For equipment to give the best possible results it should be frequently tested and, if necessary, adjusted. Surveying equipment receives continuous and often brutal use on construction sites. In all such cases a calibration base should be established to permit weekly checks on the equipment.
The tilting level requires adjustment for collimation error only. Collimation error occurs if the line of sight is not truly horizontal when the tubular bubble is centred, i.e. the line of sight is inclined up or down from the horizontal.Acheck known as the ‘Two-Peg Test’ is used, the procedure being as follows (Figure ):
(a) Set up the instrument midway between two pegs A and B set, say, 20mapart and note the staff readings, a1 and b1, equal to, say, 1.500 m and 0.500 m respectively.
Let us assume that the line of sight is inclined up by an angle of α; as the lengths of the sights are equal (10 m), the error in each staff reading will be equal and so cancel out, resulting in a ‘true’ difference in level between A and B.
HTRUE = (a1 − b1) = (1.500 − 0.500) = 1.000 m
Thus we know that A is truly lower than B by 1.000 m. We do not at this stage know that collimation error is present.
(b) Move the instrument to C, which is 10 m from B and in the line AB and observe the staff readings a2 and b2 equal to, say, 3.500 m and 2.000 m respectively. Then
H = (a2 − b2) = (3.500 − 2.000) = 1.500 m
Now as 1.500 = the ‘true’ value of 1.000, it must be ‘false’.
HFALSE = 1.500 m
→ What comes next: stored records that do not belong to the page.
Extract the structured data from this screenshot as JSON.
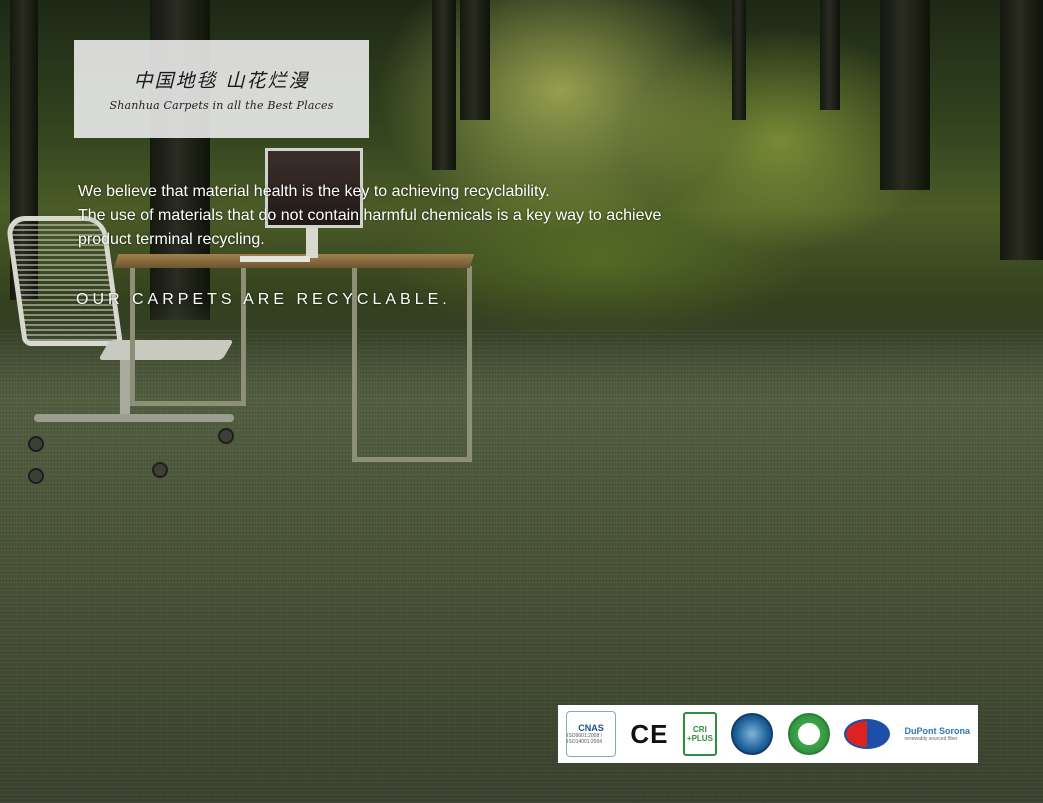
{
  "logo": {
    "chinese": "中国地毯 山花烂漫",
    "english": "Shanhua Carpets in all the Best Places"
  },
  "body_text": {
    "line1": "We believe that material health is the key to achieving recyclability.",
    "line2": "The use of materials that do not contain harmful chemicals is a key way to achieve",
    "line3": "product terminal recycling."
  },
  "headline": "OUR CARPETS ARE RECYCLABLE.",
  "certifications": {
    "cnas": {
      "label": "CNAS",
      "detail": "ISO9001:2008 / ISO14001:2004"
    },
    "ce": {
      "label": "CE"
    },
    "crl": {
      "label": "CRI",
      "detail": "+PLUS"
    },
    "dupont": {
      "label": "DuPont Sorona",
      "detail": "renewably sourced fiber"
    }
  },
  "colors": {
    "forest_highlight": "#dfe87a",
    "carpet": "#4c5639",
    "text": "#ffffff"
  }
}
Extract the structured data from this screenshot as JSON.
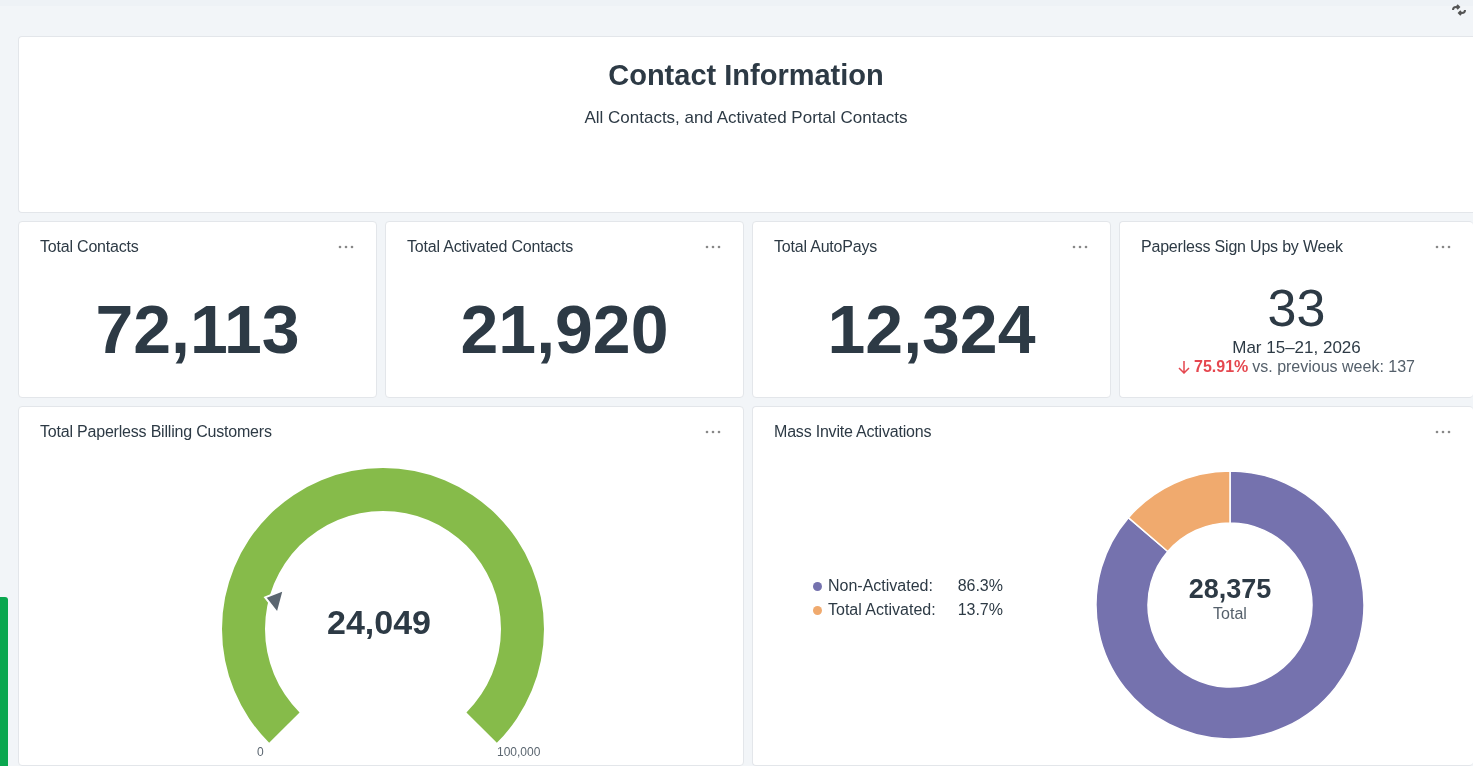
{
  "header": {
    "title": "Contact Information",
    "subtitle": "All Contacts, and Activated Portal Contacts"
  },
  "kpis": [
    {
      "title": "Total Contacts",
      "value": "72,113"
    },
    {
      "title": "Total Activated Contacts",
      "value": "21,920"
    },
    {
      "title": "Total AutoPays",
      "value": "12,324"
    }
  ],
  "weekly": {
    "title": "Paperless Sign Ups by Week",
    "value": "33",
    "period": "Mar 15–21, 2026",
    "change": "75.91%",
    "comparison": "vs. previous week: 137"
  },
  "gauge": {
    "title": "Total Paperless Billing Customers",
    "value": "24,049",
    "min_label": "0",
    "max_label": "100,000"
  },
  "donut": {
    "title": "Mass Invite Activations",
    "total": "28,375",
    "total_label": "Total",
    "legend": [
      {
        "label": "Non-Activated:",
        "value": "86.3%",
        "color": "#7572ae"
      },
      {
        "label": "Total Activated:",
        "value": "13.7%",
        "color": "#f0aa6e"
      }
    ],
    "chart_data": {
      "type": "donut",
      "series": [
        {
          "values": [
            86.3,
            13.7
          ]
        }
      ]
    }
  }
}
and it is obvious that the instrument possesses a collimation error the amount and direction of which is as yet still unknown, but which has been revealed by the use of unequal sight lengths CB (10 m) and CA (30 m). Had the two values for H been equal, then there would be no collimation error present in the instrument.
(c) Imagine a horizontal line from reading b2 (2.000 m) cutting the staff at A at reading a3. Because A is truly 1.000 m below B, the reading at a3 must be 2.000 1.000 = 3.000 m. However, the actual reading was 3.500 m, and therefore the line of sight of the instrument was too high by 0.500 m in 20 m (the distance between the two pegs). This is the amount and direction of collimation error (d) Without moving the instrument from C, the line of sight must be adjusted down until it is horizontal.
To do this one must compute the reading (a4) on staff A that a horizontal sight from C, distance 30 m away, would give.
By simple proportion, as the error in 20 m is 0.500, the error in 30 m = (0.500×30)/20 = 0.750 m.
Therefore the required reading at a4 is 3.500 − 0.750 = 2.750 m.
(e) (i) Using the ‘tilting screw’, tilt the telescope until it reads 2.750 m on the staff. (ii) This movement will cause the tubular bubble to go off centre. Re-centre it by means of its adjusting screws, which will permit the raising or lowering of one end of the bubble.
The whole operation may be repeated if thought necessary.
The above process has been dealt with in great detail, as collimation error is one of the main sources of error in the levelling process. The diagrams and much of the above detail can be dispensed with if the following is noted:
(1) (HFALSE − HTRUE) = the amount of collimation error.
(2) If HFALSE > HTRUE then the line of sight is inclined up and vice versa.
An example follows which illustrates this approach.